Department of Labor to Conduct Employee Benefit Plan Audit Quality Assessment of 2020 Plan Year Filings

September 14, 2021

The U.S. Department of Labor (DOL) Employee Benefit Security Administration (EBSA) Office of the Chief Accountant (OCA) recently announced it is planning to conduct a study of employee benefit plan (EBP) audit quality based on 2020 filings of Form 5500, including calendar year 2020 filings filed on extension by Oct. 15, 2021.

The EBSA OCA is in the process of developing the sample methodology of plans and expects to make a sample selection later this year. Plan sponsors and firms will begin to be contacted in November regarding the required paperwork and documentation for submission if one of their EBP audits is selected for review. If selected, the firm will be asked to provide the EBSA OCA with a full set of audit workpapers supporting the audit containing all documentation, including workpapers kept in other related files, as the DOL will not permit supplemental submissions.

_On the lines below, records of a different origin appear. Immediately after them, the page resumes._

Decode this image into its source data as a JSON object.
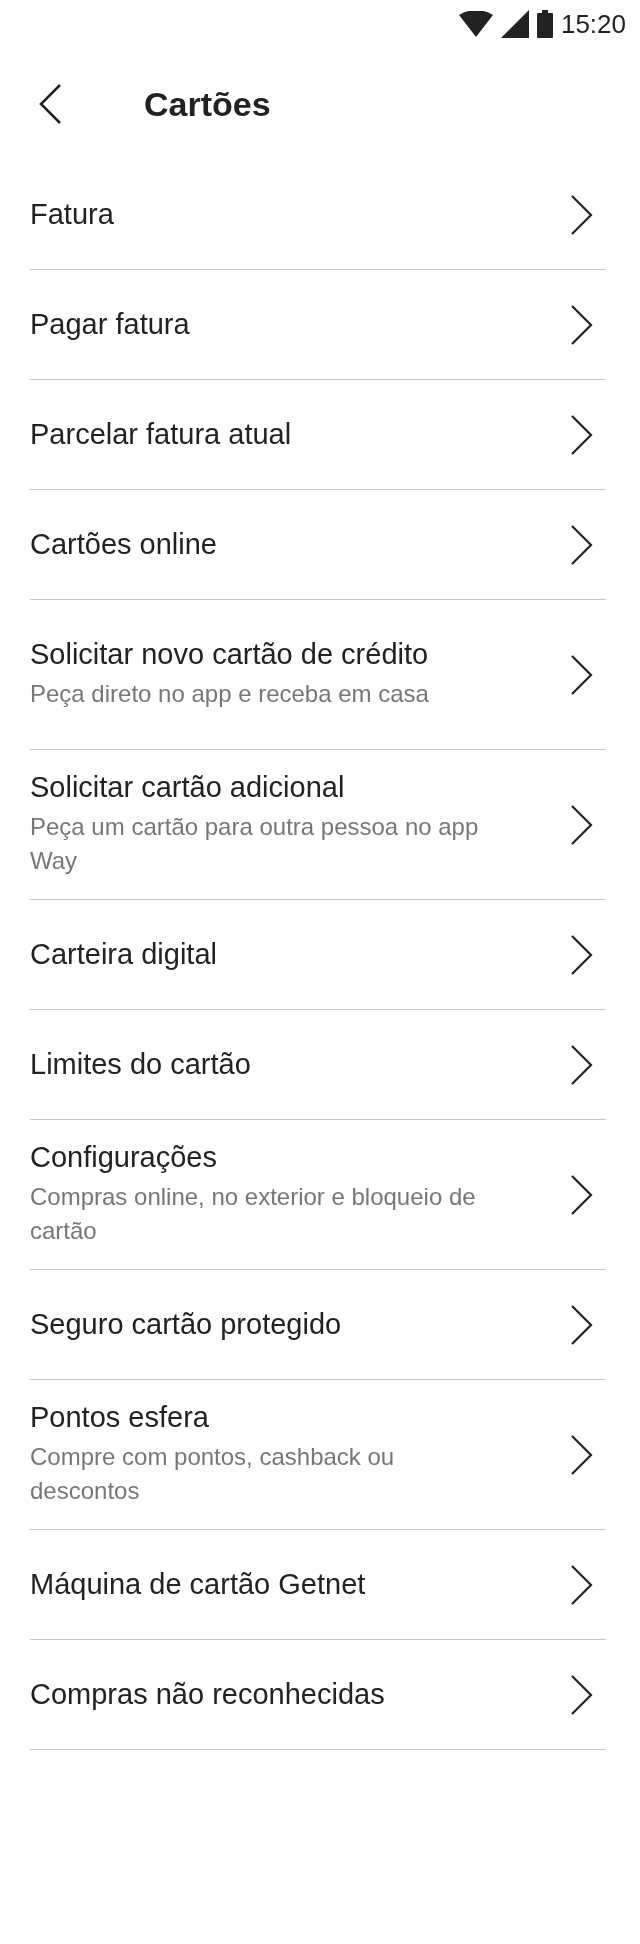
{
  "status_bar": {
    "time": "15:20"
  },
  "header": {
    "title": "Cartões"
  },
  "items": [
    {
      "title": "Fatura"
    },
    {
      "title": "Pagar fatura"
    },
    {
      "title": "Parcelar fatura atual"
    },
    {
      "title": "Cartões online"
    },
    {
      "title": "Solicitar novo cartão de crédito",
      "subtitle": "Peça direto no app e receba em casa"
    },
    {
      "title": "Solicitar cartão adicional",
      "subtitle": "Peça um cartão para outra pessoa no app Way"
    },
    {
      "title": "Carteira digital"
    },
    {
      "title": "Limites do cartão"
    },
    {
      "title": "Configurações",
      "subtitle": "Compras online, no exterior e bloqueio de cartão"
    },
    {
      "title": "Seguro cartão protegido"
    },
    {
      "title": "Pontos esfera",
      "subtitle": "Compre com pontos, cashback ou descontos"
    },
    {
      "title": "Máquina de cartão Getnet"
    },
    {
      "title": "Compras não reconhecidas"
    }
  ]
}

Auditors should be sure to have adequately documented their audits as a record of auditing procedures applied, evidence obtained, and conclusions reached by the auditor in the engagement. AU-C Section 230, Audit Documentation, states that audit documentation provides evidence of the auditor's basis for a conclusion about the achievement of the overall objectives of the auditor as well as evidence that the audit was planned and performed in accordance with generally accepted auditing standards (GAAS) and the applicable legal and regulatory requirements.

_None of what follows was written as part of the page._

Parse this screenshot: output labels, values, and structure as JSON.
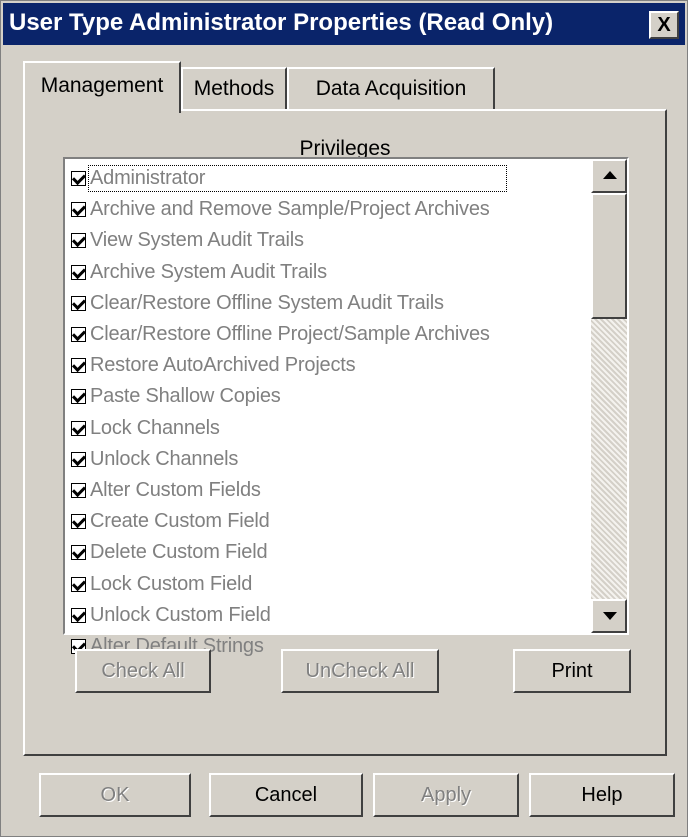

The AICPA Employee Benefit Plans Audit Quality Center has many tools and resources to help your firm perform and document quality EBP audits:

The DOL previously performed an audit quality assessment of the 2011 plan filing year and reviewed a sample of 400 audits. The 2011 study found nearly four out of 10 audits contained major deficiencies. The DOL referred audits with deficiencies to the applicable state board of accountancy and AICPA Ethics.

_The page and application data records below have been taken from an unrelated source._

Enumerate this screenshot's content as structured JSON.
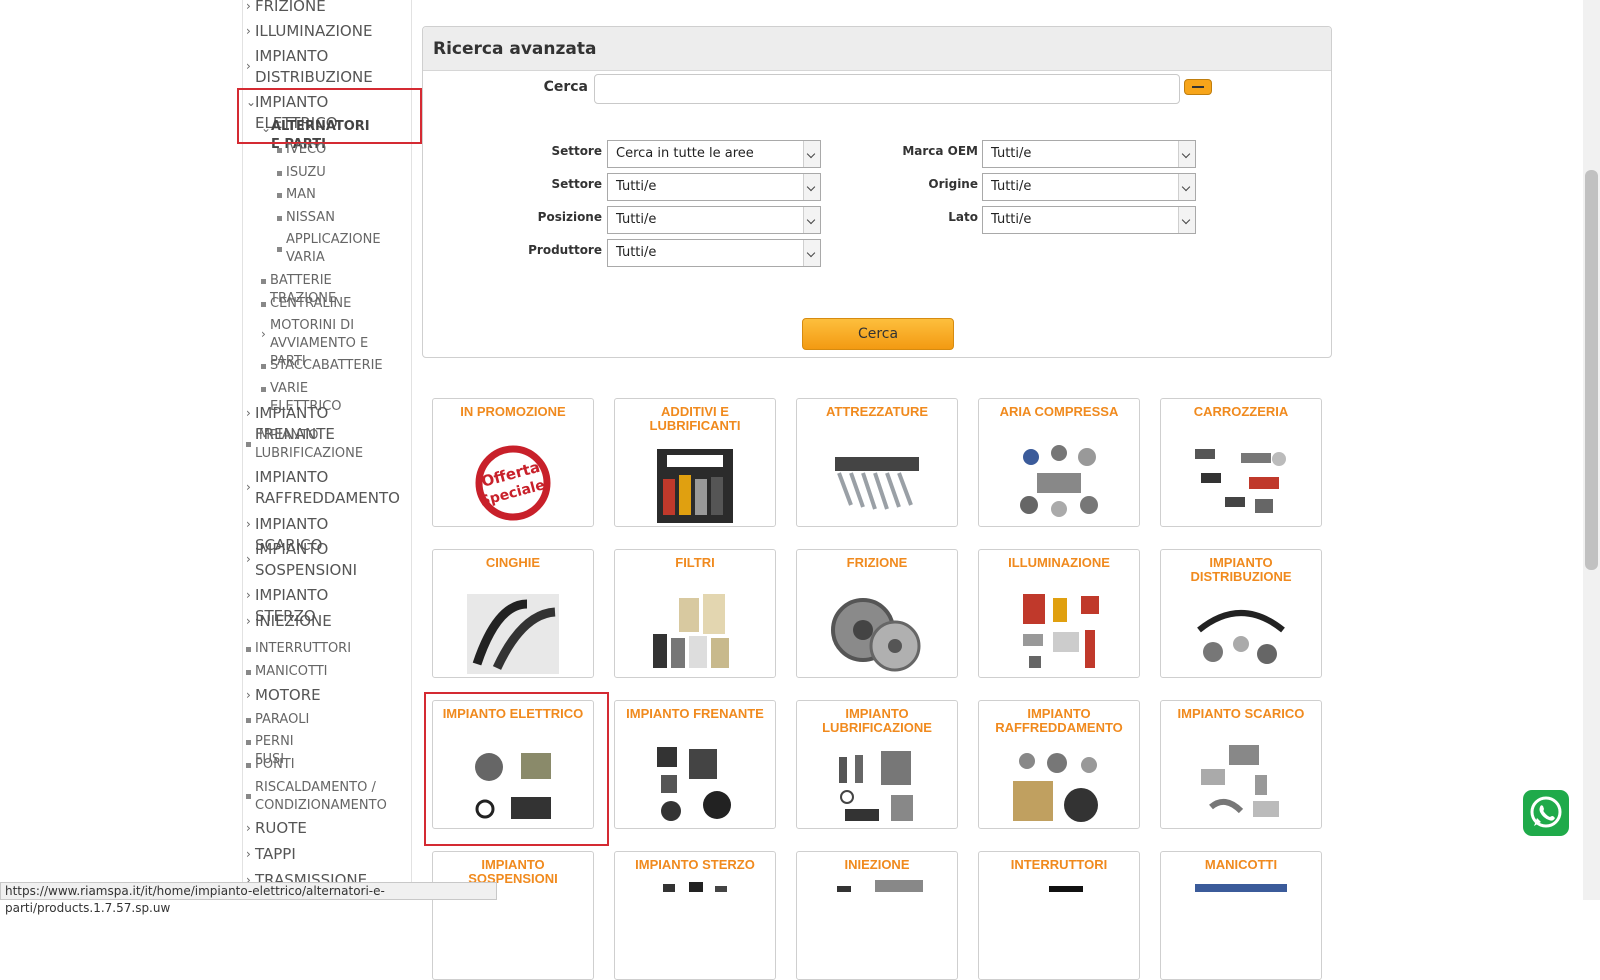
{
  "sidebar": {
    "items": [
      {
        "label": "FRIZIONE",
        "marker": "chevron-right"
      },
      {
        "label": "ILLUMINAZIONE",
        "marker": "chevron-right"
      },
      {
        "label": "IMPIANTO DISTRIBUZIONE",
        "marker": "chevron-right"
      },
      {
        "label": "IMPIANTO ELETTRICO",
        "marker": "chevron-down"
      },
      {
        "label": "ALTERNATORI E PARTI",
        "marker": "chevron-down"
      },
      {
        "label": "IVECO",
        "marker": "square"
      },
      {
        "label": "ISUZU",
        "marker": "square"
      },
      {
        "label": "MAN",
        "marker": "square"
      },
      {
        "label": "NISSAN",
        "marker": "square"
      },
      {
        "label": "APPLICAZIONE VARIA",
        "marker": "square"
      },
      {
        "label": "BATTERIE TRAZIONE",
        "marker": "square"
      },
      {
        "label": "CENTRALINE",
        "marker": "square"
      },
      {
        "label": "MOTORINI DI AVVIAMENTO E PARTI",
        "marker": "chevron-right"
      },
      {
        "label": "STACCABATTERIE",
        "marker": "square"
      },
      {
        "label": "VARIE ELETTRICO",
        "marker": "square"
      },
      {
        "label": "IMPIANTO FRENANTE",
        "marker": "chevron-right"
      },
      {
        "label": "IMPIANTO LUBRIFICAZIONE",
        "marker": "square"
      },
      {
        "label": "IMPIANTO RAFFREDDAMENTO",
        "marker": "chevron-right"
      },
      {
        "label": "IMPIANTO SCARICO",
        "marker": "chevron-right"
      },
      {
        "label": "IMPIANTO SOSPENSIONI",
        "marker": "chevron-right"
      },
      {
        "label": "IMPIANTO STERZO",
        "marker": "chevron-right"
      },
      {
        "label": "INIEZIONE",
        "marker": "chevron-right"
      },
      {
        "label": "INTERRUTTORI",
        "marker": "square"
      },
      {
        "label": "MANICOTTI",
        "marker": "square"
      },
      {
        "label": "MOTORE",
        "marker": "chevron-right"
      },
      {
        "label": "PARAOLI",
        "marker": "square"
      },
      {
        "label": "PERNI FUSI",
        "marker": "square"
      },
      {
        "label": "PONTI",
        "marker": "square"
      },
      {
        "label": "RISCALDAMENTO / CONDIZIONAMENTO",
        "marker": "square"
      },
      {
        "label": "RUOTE",
        "marker": "chevron-right"
      },
      {
        "label": "TAPPI",
        "marker": "chevron-right"
      },
      {
        "label": "TRASMISSIONE",
        "marker": "chevron-right"
      }
    ]
  },
  "search_panel": {
    "title": "Ricerca avanzata",
    "cerca_label": "Cerca",
    "search_value": "",
    "fields_left": [
      {
        "label": "Settore",
        "value": "Cerca in tutte le aree"
      },
      {
        "label": "Settore",
        "value": "Tutti/e"
      },
      {
        "label": "Posizione",
        "value": "Tutti/e"
      },
      {
        "label": "Produttore",
        "value": "Tutti/e"
      }
    ],
    "fields_right": [
      {
        "label": "Marca OEM",
        "value": "Tutti/e"
      },
      {
        "label": "Origine",
        "value": "Tutti/e"
      },
      {
        "label": "Lato",
        "value": "Tutti/e"
      }
    ],
    "submit_label": "Cerca"
  },
  "categories": [
    {
      "title": "IN PROMOZIONE",
      "icon": "offerta-speciale-badge"
    },
    {
      "title": "ADDITIVI E LUBRIFICANTI",
      "icon": "lubricant-products-image"
    },
    {
      "title": "ATTREZZATURE",
      "icon": "wrench-set-image"
    },
    {
      "title": "ARIA COMPRESSA",
      "icon": "air-compressor-parts-image"
    },
    {
      "title": "CARROZZERIA",
      "icon": "body-parts-image"
    },
    {
      "title": "CINGHIE",
      "icon": "belts-image"
    },
    {
      "title": "FILTRI",
      "icon": "filters-image"
    },
    {
      "title": "FRIZIONE",
      "icon": "clutch-image"
    },
    {
      "title": "ILLUMINAZIONE",
      "icon": "lights-image"
    },
    {
      "title": "IMPIANTO DISTRIBUZIONE",
      "icon": "timing-kit-image"
    },
    {
      "title": "IMPIANTO ELETTRICO",
      "icon": "electrical-parts-image"
    },
    {
      "title": "IMPIANTO FRENANTE",
      "icon": "brake-parts-image"
    },
    {
      "title": "IMPIANTO LUBRIFICAZIONE",
      "icon": "oil-pump-image"
    },
    {
      "title": "IMPIANTO RAFFREDDAMENTO",
      "icon": "radiator-image"
    },
    {
      "title": "IMPIANTO SCARICO",
      "icon": "exhaust-image"
    },
    {
      "title": "IMPIANTO SOSPENSIONI",
      "icon": "suspension-image"
    },
    {
      "title": "IMPIANTO STERZO",
      "icon": "steering-image"
    },
    {
      "title": "INIEZIONE",
      "icon": "injection-image"
    },
    {
      "title": "INTERRUTTORI",
      "icon": "switches-image"
    },
    {
      "title": "MANICOTTI",
      "icon": "hoses-image"
    }
  ],
  "status_bar": {
    "url": "https://www.riamspa.it/it/home/impianto-elettrico/alternatori-e-parti/products.1.7.57.sp.uw"
  },
  "colors": {
    "accent": "#f08a1e",
    "highlight": "#d42a32",
    "button": "#f7a51a",
    "whatsapp": "#1faa4a"
  }
}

The 2020 plan filing year study is expected to last one year, with a report released in 2023.

For more information, read the alert from the AICPA.